Your employees are entitled to breaks. The Act specifies as follows:
- If an employee works for more than 5½ hours, he is entitled to at least 30 minutes of break time. This may be split into two 15-minute breaks;
- If an employee works for more than 10 hours, he must have at least 45 minutes of break time. This may be split into several breaks, each of which must be at least 15 minutes.
Breaks do not count as worked hours.
Overtime hours count towards the statutory maximum hours your employee can work for you, which is 12 hours per day or 60 hours per week. The Act does not state how much extra pay your employee must receive for overtime. You can make your own arrangements for this in your terms of employment, or there might be overtime provisions in your CAO.
Time worked only counts as night work if your employee works at least 1 hour between 00:00 and 06:00 CE(S)T. A night shift can last a maximum of 10 hours, and must be followed by an extra long rest period. Exceptions apply, for example, if the number of night shifts per year is limited or if there is no substitute for your employee and the work needs to be done.
Please note: before your employee’s first night shift, they must undergo a health check-up before going on duty. Any employee who fails the health check-up must return to daytime work as soon as possible.
Find all the rules for night shifts (in Dutch) on the Arboportaal website.
Maximum number of night shifts and exemption
It is not allowed to let your employees only take night shifts. There is a maximum number of night shifts your employee can work per year. The number of night shifts an employee can work is limited to 117 per year. This rule does not apply if:

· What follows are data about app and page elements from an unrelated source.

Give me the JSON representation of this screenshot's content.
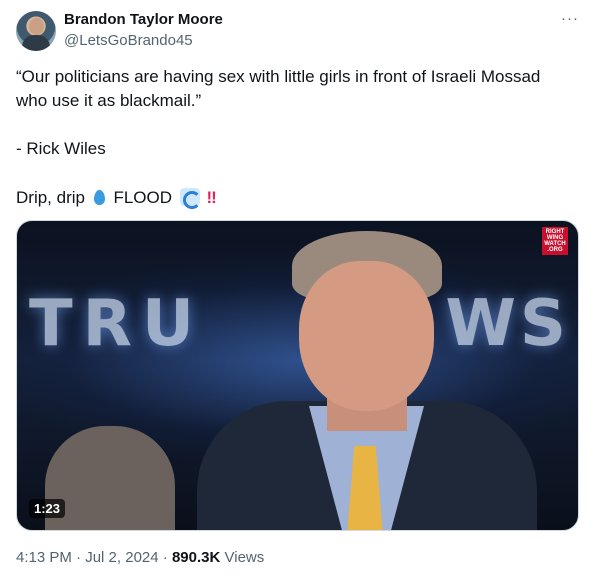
{
  "author": {
    "display_name": "Brandon Taylor Moore",
    "handle": "@LetsGoBrando45",
    "avatar_icon": "avatar"
  },
  "more_icon": "more-icon",
  "more_label": "···",
  "tweet": {
    "line1": "“Our politicians are having sex with little girls in front of Israeli Mossad who use it as blackmail.”",
    "line2": "- Rick Wiles",
    "line3_a": "Drip, drip",
    "line3_b": "FLOOD",
    "exclaim": "‼"
  },
  "media": {
    "logo_left": "TRU",
    "logo_right": "WS",
    "watermark": "RIGHT WING WATCH .ORG",
    "duration": "1:23"
  },
  "footer": {
    "time": "4:13 PM",
    "sep1": "·",
    "date": "Jul 2, 2024",
    "sep2": "·",
    "views_count": "890.3K",
    "views_label": "Views"
  },
  "colors": {
    "text_primary": "#0f1419",
    "text_secondary": "#536471",
    "exclaim": "#e0245e"
  }
}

- there is a collective agreement in place that specifies more night shifts are necessary, or
- the nature of the work demands it.
In that case, 140 night shifts per year is the maximum. You can apply for an exemption to the maximum, for instance if your business only operates during the night. If you are granted the exemption, your employee can work 20 night shifts per 4 weeks; this amounts to 260 night shifts per year.